In sickness and in health : social support and inflammatory bowel disease.
Degree GrantorUniversity of Canterbury
Degree NameMaster of Science

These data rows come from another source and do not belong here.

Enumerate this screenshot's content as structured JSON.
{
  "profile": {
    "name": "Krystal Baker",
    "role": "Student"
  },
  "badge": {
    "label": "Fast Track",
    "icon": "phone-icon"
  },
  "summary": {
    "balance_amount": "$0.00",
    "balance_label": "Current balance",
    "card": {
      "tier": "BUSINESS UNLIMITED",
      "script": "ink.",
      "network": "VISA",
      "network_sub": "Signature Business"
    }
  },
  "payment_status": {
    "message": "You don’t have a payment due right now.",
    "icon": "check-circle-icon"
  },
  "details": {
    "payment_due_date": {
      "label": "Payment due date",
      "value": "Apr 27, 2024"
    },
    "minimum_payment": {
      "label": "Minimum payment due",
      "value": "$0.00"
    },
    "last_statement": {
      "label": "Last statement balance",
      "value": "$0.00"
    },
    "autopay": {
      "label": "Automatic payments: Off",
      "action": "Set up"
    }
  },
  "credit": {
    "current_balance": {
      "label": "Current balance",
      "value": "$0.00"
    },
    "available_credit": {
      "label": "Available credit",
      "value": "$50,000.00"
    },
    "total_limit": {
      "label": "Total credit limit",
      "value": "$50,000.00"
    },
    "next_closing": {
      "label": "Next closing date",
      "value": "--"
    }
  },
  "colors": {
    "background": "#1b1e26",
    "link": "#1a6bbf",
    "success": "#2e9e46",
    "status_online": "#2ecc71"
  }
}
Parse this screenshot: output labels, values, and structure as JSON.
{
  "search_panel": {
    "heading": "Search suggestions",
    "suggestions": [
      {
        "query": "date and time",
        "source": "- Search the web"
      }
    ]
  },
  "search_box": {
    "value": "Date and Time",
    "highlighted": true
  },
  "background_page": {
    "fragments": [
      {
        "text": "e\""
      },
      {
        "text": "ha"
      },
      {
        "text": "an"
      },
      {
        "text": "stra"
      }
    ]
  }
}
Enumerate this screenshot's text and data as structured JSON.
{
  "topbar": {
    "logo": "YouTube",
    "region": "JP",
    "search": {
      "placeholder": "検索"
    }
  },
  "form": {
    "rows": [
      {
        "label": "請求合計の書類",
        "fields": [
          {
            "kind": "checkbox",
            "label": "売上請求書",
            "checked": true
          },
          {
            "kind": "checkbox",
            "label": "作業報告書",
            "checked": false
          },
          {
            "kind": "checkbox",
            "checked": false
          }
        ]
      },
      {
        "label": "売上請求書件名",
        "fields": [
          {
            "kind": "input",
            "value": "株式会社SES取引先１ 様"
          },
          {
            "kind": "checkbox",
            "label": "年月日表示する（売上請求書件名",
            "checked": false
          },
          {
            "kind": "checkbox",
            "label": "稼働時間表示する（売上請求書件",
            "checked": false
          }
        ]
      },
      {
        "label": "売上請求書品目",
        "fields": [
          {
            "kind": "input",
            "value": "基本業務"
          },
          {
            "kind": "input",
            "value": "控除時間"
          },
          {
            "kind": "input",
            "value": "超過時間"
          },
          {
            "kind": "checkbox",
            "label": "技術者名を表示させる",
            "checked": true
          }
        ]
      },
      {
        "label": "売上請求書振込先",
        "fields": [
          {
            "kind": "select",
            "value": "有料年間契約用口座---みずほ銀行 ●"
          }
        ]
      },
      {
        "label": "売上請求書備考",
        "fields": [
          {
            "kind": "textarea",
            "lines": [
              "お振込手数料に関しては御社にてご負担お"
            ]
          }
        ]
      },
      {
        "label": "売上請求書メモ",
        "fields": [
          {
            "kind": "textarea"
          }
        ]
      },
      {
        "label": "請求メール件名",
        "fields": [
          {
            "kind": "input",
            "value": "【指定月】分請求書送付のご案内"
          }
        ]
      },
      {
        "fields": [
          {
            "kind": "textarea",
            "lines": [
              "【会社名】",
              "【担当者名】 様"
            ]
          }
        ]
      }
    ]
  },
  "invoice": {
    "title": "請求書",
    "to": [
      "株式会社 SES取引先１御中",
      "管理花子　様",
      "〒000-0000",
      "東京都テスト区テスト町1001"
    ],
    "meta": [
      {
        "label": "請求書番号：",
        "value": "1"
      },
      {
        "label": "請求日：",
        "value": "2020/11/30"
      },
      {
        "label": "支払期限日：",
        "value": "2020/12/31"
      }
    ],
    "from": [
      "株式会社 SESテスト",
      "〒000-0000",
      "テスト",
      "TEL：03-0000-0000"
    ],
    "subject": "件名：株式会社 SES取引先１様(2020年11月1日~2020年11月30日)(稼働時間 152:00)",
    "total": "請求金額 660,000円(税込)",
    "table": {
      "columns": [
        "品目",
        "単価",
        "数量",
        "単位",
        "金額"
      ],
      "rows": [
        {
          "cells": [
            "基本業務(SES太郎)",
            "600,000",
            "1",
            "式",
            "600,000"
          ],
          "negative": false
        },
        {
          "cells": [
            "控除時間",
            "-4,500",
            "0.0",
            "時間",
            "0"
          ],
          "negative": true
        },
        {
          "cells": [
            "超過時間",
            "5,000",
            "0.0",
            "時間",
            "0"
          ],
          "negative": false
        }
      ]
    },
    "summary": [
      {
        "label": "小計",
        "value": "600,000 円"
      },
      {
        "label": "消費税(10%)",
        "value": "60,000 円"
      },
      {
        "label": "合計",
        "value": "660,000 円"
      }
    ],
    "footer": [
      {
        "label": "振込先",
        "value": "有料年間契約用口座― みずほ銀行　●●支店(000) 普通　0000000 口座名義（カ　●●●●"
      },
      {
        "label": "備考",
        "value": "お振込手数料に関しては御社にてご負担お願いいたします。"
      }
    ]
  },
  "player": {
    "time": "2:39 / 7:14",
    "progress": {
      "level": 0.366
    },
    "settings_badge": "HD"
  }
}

Crohn’s Disease and Ulcerative Colitis, known collectively as Inflammatory Bowel Disease (IBD), are highly debilitating conditions which affect approximately 15,000 New Zealanders. The aim of the current study was to investigate factors which potentially influence the disease course of IBD such as life stress, depressive symptoms and social support. 60 participants (46 with CD and 14 with UC) completed an online questionnaire on measures of disease severity, stress, mental health, quality of life and social support. Participants with lower perceived social support (r = -.398, p < .01), higher stress (r = .292, p < .05), higher depressive symptoms (r = .287, r = .330, p < .05), higher anxiety symptoms (r = .289, p < .05) and lower quality of life (r = -.302, p < .05) had higher disease severity. Results failed to support a moderation relationship between social support and either stress and illness severity or depressive symptoms and illness severity. Results suggest perceived social support, stress and mental health are important treatment considerations, in addition moderate rates of mental health symptoms were reported by the sample highlighting the importance managing IBD in a biopsychosocial context.